Opposition to costs of the bill
The New York Farm Bureau has been the bill’s most vocal opponent, claiming it would drive farms out of business by increasing labor costs.
Norman Davidson, president of the Tompkins County Farm Bureau, said the Farm Bureau is “a grassroots organization” and that he doesn’t speak on behalf of all county members, but said the county office is aligned with the state office’s opposition to the bill.
“This is one more bag in the wagon to carry when all of a sudden your labor price goes out of line,” Davidson said.
Farmers have little control over their labor needs, Davidson said, meaning they’ll need to spend extra to recruit workers or pay overtime if the bill were to pass. “When the crop is coming out of the field, the apples are in the tree, or the cow is ready to milk, what do you do?”
Because crop prices are fixed, he said farmers can’t offset costs by raising their prices. “We’re price-takers, we don’t have a choice when we go out there,” Davidson said.
Davidson speculated that rising labor costs could push farmers to aggregate larger fields suitable for mechanized planting and harvesting, or in the case of dairy farmers to shift to robotic milking. Further, he said he worried that if farmers cut hours to avoid overtime costs, workers would leave the state. “The vast majority of these workers work where they want to, and if they can’t get the hours in New York State, they’ll go to Pennsylvania,” he said.
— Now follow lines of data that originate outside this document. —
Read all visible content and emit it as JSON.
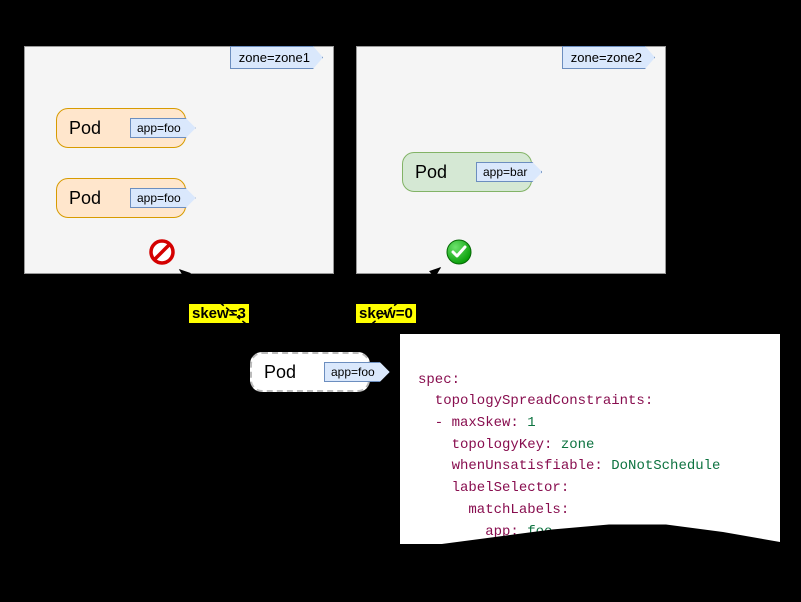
{
  "zones": {
    "zone1": {
      "label": "zone=zone1"
    },
    "zone2": {
      "label": "zone=zone2"
    }
  },
  "pods": {
    "podLabel": "Pod",
    "appFoo": "app=foo",
    "appBar": "app=bar"
  },
  "skew": {
    "left": "skew=3",
    "right": "skew=0"
  },
  "yaml": {
    "spec": "spec:",
    "tsc": "  topologySpreadConstraints:",
    "maxSkewKey": "  - maxSkew:",
    "maxSkewVal": " 1",
    "topologyKeyKey": "    topologyKey:",
    "topologyKeyVal": " zone",
    "whenKey": "    whenUnsatisfiable:",
    "whenVal": " DoNotSchedule",
    "labelSel": "    labelSelector:",
    "matchLabels": "      matchLabels:",
    "appKey": "        app:",
    "appVal": " foo"
  }
}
Republican Tom O’Mara, who represents most of Tompkins County in the Senate, has been outspoken in his opposition to the bill, too. “The misguided and misrepresented Farmworkers Fair Labor Practices Act poses an extreme action at a time of already severe economic struggle for New York State farmers,” O’Mara wrote in a letter to the Democratic leadership in March.
O’Mara also signed onto a letter written by Republican Sen. Pamela Helming, who represents Lansing, calling for additional hearings and stating, “The Farmworkers Fair Labor Practices Act would have a devastating impact on the industry as a whole, especially our small family operations, and their hardworking employees.”
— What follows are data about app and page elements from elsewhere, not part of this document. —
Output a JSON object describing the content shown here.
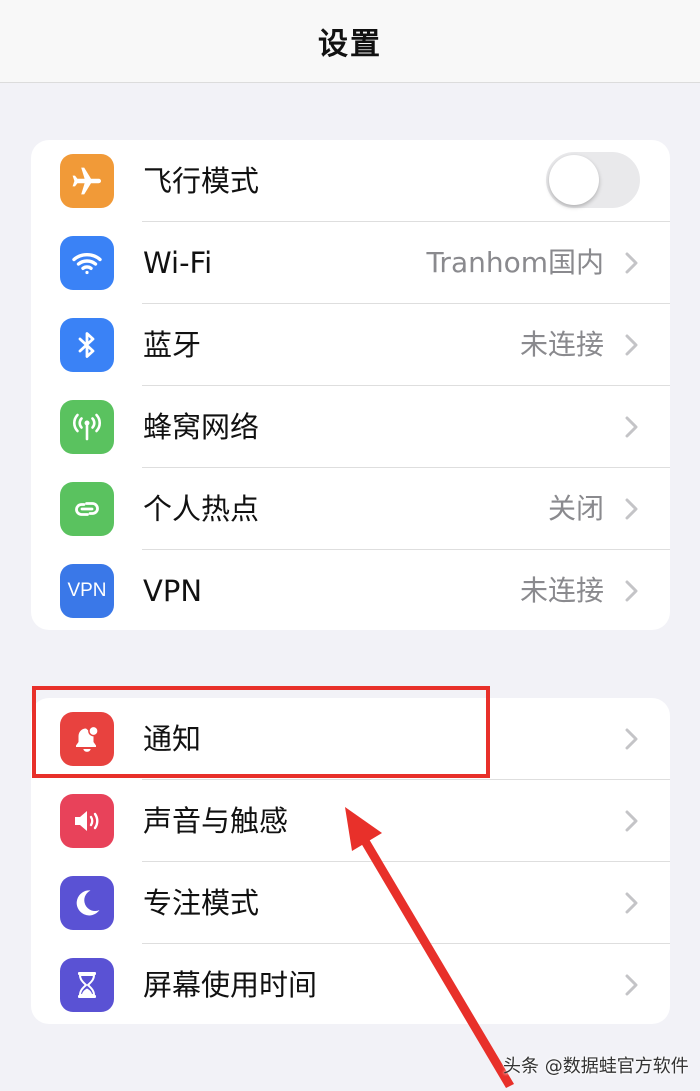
{
  "nav": {
    "title": "设置"
  },
  "group1": [
    {
      "label": "飞行模式",
      "icon": "airplane-icon",
      "color": "#f19a38",
      "control": "toggle",
      "toggle_on": false
    },
    {
      "label": "Wi-Fi",
      "value": "Tranhom国内",
      "icon": "wifi-icon",
      "color": "#3a82f6"
    },
    {
      "label": "蓝牙",
      "value": "未连接",
      "icon": "bluetooth-icon",
      "color": "#3a82f6"
    },
    {
      "label": "蜂窝网络",
      "icon": "cellular-icon",
      "color": "#5ac25f"
    },
    {
      "label": "个人热点",
      "value": "关闭",
      "icon": "hotspot-icon",
      "color": "#5ac25f"
    },
    {
      "label": "VPN",
      "value": "未连接",
      "icon": "vpn-icon",
      "icon_text": "VPN",
      "color": "#3a78e8"
    }
  ],
  "group2": [
    {
      "label": "通知",
      "icon": "bell-icon",
      "color": "#e8423f"
    },
    {
      "label": "声音与触感",
      "icon": "speaker-icon",
      "color": "#e8425a"
    },
    {
      "label": "专注模式",
      "icon": "moon-icon",
      "color": "#5a52d4"
    },
    {
      "label": "屏幕使用时间",
      "icon": "hourglass-icon",
      "color": "#5a52d4"
    }
  ],
  "annotation": {
    "highlight_color": "#e8302a"
  },
  "watermark": "头条 @数据蛙官方软件"
}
The bill has had enough support to pass the Assembly in previous legislative sessions, but failed by three votes the last time it came up for a Senate vote in 2010. Versions of the bill are currently in the Labor Committee in each chamber. Assemblywoman Lifton is one of 46 co-sponsors in the Assembly, and it has 32 Senate co-sponsors.
Dudley said with new leadership in the legislature, there’s a chance the bill will pass but likely with revisions. “What I’ve seen in the past is that a bill might start out with certain language, and after a series of compromises the provisions of the bill may change. I’m not sure the bill as it is currently written will pass, but I’m more optimistic than the last time there were legislative hearings,” Dudley said.
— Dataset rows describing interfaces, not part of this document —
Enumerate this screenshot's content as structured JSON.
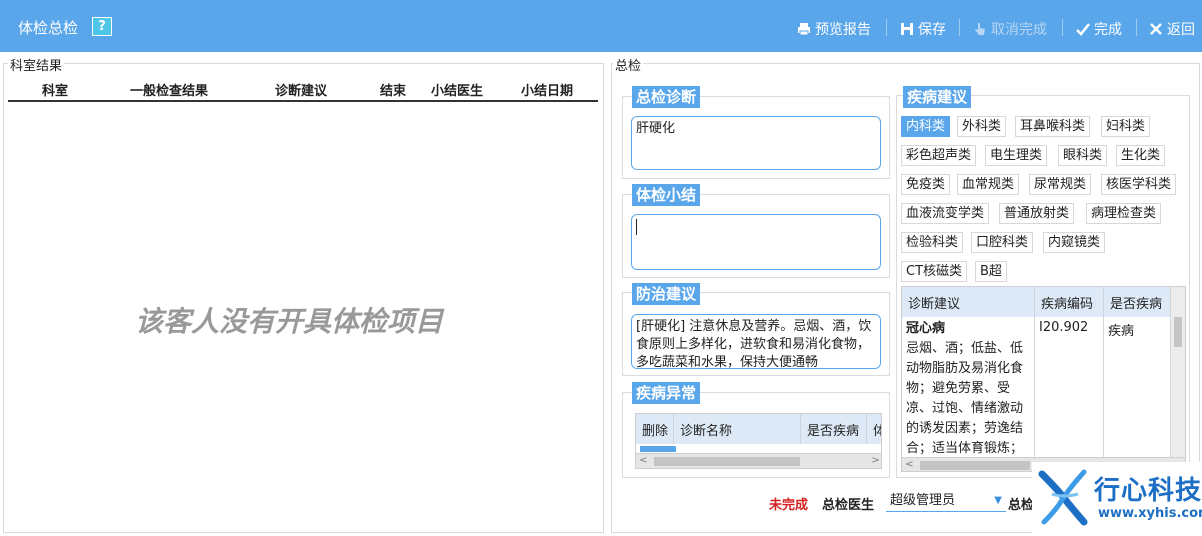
{
  "window": {
    "title": "体检总检",
    "help_label": "?"
  },
  "toolbar": {
    "preview_label": "预览报告",
    "save_label": "保存",
    "cancel_complete_label": "取消完成",
    "complete_label": "完成",
    "back_label": "返回"
  },
  "left": {
    "group_title": "科室结果",
    "columns": [
      "科室",
      "一般检查结果",
      "诊断建议",
      "结束",
      "小结医生",
      "小结日期"
    ],
    "empty_message": "该客人没有开具体检项目"
  },
  "right": {
    "group_title": "总检",
    "diagnosis": {
      "label": "总检诊断",
      "value": "肝硬化"
    },
    "summary": {
      "label": "体检小结",
      "value": ""
    },
    "advice": {
      "label": "防治建议",
      "value": "[肝硬化] 注意休息及营养。忌烟、酒，饮食原则上多样化，进软食和易消化食物，多吃蔬菜和水果，保持大便通畅"
    },
    "abnormal": {
      "label": "疾病异常",
      "columns": [
        "删除",
        "诊断名称",
        "是否疾病",
        "体"
      ]
    },
    "disease_advice": {
      "label": "疾病建议",
      "categories": [
        "内科类",
        "外科类",
        "耳鼻喉科类",
        "妇科类",
        "彩色超声类",
        "电生理类",
        "眼科类",
        "生化类",
        "免疫类",
        "血常规类",
        "尿常规类",
        "核医学科类",
        "血液流变学类",
        "普通放射类",
        "病理检查类",
        "检验科类",
        "口腔科类",
        "内窥镜类",
        "CT核磁类",
        "B超"
      ],
      "active_category": "内科类",
      "columns": [
        "诊断建议",
        "疾病编码",
        "是否疾病"
      ],
      "rows": [
        {
          "name": "冠心病",
          "advice": "忌烟、酒；低盐、低动物脂肪及易消化食物；避免劳累、受凉、过饱、情绪激动的诱发因素；劳逸结合；适当体育锻炼；",
          "code": "I20.902",
          "is_disease": "疾病"
        }
      ]
    }
  },
  "footer": {
    "status": "未完成",
    "doctor_label": "总检医生",
    "doctor_value": "超级管理员",
    "date_label": "总检"
  },
  "brand": {
    "name": "行心科技",
    "url": "www.xyhis.com"
  },
  "colors": {
    "primary": "#5aa6ea",
    "status_incomplete": "#d42020"
  }
}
Gutierrez said the Senate hearings in Madison, Suffolk and Sullivan counties offered a chance to raise awareness about issues vulnerable workers are reluctant to speak out about.
“It’s an opportunity for us, for the workers, advocates, and for the new people especially in the Senate, to take on this bill because it’s the right thing to do,” Gutierrez said.
Featured image: A dairy farm in Dryden. (Devon Magliozzi/Ithaca Voice)